The battle between Big O and the Daemonseed is one of the most stunning in the series’ first season, with Roger exhausting nearly every weapon and tactic in his arsenal as he attempts to fend off this creature. The fight, however, ends in a stalemate, with the Daemonseed disintegrating after having accomplished its true goal: destroying the dome surrounding that section of the city that obscures the sky overhead. The final scene itself is a touching coda, with Oliver tearfully reuniting with Laura, bystanders marveling at the sight of the massive tree as snow falls from the fissure in the dome, and Dorothy and Roger exchanging gifts while Oliver plays a saxophone cover of “Jingle Bells” in the background.

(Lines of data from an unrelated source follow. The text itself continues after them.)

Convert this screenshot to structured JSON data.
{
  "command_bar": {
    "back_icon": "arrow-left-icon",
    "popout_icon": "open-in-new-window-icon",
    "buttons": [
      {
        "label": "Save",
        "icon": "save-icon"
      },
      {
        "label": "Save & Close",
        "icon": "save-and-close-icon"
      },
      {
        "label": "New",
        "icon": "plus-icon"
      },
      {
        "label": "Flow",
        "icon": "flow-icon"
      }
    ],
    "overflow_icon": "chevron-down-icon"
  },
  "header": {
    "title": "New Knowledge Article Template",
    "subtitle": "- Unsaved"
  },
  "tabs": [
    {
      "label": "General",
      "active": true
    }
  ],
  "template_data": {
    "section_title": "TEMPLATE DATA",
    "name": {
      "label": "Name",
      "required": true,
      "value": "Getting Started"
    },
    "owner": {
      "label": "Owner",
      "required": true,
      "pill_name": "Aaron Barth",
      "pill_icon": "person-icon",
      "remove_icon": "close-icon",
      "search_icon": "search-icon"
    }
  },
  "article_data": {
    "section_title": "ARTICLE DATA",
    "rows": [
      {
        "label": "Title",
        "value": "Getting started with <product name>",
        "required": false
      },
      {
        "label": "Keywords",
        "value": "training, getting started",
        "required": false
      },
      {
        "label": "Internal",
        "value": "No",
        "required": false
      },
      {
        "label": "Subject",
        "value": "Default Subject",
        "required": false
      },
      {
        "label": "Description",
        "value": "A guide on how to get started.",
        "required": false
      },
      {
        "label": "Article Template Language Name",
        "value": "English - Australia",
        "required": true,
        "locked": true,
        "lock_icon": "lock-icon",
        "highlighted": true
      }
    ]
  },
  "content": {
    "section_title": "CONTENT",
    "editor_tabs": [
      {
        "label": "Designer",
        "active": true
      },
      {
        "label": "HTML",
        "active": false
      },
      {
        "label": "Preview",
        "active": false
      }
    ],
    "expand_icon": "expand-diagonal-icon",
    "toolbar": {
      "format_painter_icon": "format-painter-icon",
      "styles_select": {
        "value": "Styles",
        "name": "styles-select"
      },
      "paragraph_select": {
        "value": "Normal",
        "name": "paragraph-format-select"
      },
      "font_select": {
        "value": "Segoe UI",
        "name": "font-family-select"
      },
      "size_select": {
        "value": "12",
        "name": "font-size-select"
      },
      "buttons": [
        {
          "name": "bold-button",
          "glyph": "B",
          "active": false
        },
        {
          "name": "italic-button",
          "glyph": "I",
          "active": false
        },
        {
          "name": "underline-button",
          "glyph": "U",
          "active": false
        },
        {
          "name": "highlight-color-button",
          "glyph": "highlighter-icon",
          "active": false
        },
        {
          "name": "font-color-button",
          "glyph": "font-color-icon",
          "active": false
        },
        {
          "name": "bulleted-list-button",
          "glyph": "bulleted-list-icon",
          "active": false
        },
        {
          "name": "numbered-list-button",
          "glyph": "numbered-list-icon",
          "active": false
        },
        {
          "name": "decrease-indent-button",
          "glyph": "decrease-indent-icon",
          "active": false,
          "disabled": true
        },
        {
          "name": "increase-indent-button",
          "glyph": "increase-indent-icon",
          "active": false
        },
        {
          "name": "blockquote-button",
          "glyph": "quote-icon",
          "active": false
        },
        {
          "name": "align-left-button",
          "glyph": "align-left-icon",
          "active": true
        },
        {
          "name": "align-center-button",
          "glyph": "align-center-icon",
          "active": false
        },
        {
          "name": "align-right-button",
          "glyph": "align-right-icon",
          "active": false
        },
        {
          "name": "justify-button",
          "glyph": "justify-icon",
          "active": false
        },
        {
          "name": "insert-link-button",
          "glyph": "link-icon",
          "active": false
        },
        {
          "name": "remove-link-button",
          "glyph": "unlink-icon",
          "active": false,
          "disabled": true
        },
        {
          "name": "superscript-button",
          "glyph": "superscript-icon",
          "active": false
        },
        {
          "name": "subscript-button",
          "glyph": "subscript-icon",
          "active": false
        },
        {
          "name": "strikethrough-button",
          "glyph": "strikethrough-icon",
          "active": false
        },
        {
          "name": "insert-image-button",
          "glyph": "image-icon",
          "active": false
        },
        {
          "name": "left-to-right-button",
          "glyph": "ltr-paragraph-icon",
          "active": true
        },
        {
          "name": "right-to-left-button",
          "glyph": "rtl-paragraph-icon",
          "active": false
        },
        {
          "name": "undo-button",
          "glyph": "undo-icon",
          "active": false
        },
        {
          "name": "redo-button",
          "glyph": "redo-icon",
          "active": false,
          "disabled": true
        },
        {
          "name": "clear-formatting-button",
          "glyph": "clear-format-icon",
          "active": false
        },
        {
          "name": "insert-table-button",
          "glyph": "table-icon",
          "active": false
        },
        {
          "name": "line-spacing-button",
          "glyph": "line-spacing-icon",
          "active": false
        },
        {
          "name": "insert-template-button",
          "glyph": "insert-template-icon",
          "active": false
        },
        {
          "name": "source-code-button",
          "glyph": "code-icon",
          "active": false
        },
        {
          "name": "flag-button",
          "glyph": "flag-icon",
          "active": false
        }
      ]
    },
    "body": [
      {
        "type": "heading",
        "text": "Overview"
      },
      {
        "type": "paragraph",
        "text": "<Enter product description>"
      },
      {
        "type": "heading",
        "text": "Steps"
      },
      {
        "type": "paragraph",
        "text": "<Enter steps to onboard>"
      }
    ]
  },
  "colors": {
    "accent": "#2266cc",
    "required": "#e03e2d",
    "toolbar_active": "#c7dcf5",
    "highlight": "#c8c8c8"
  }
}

“Daemonseed” isn’t just an inventive take on a Christmas episode, it’s one of my all-time favorites and one that I enthusiastically recommend to anyone curious about the series. It may not be the best stand-alone introduction to the anime — I still maintain that the first and second episodes are the best place to start — but it’s nonetheless a terrific episode that exemplifies the many qualities that make The Big O one of my favorite anime to this day.
The Big O is available to stream on HIDIVE.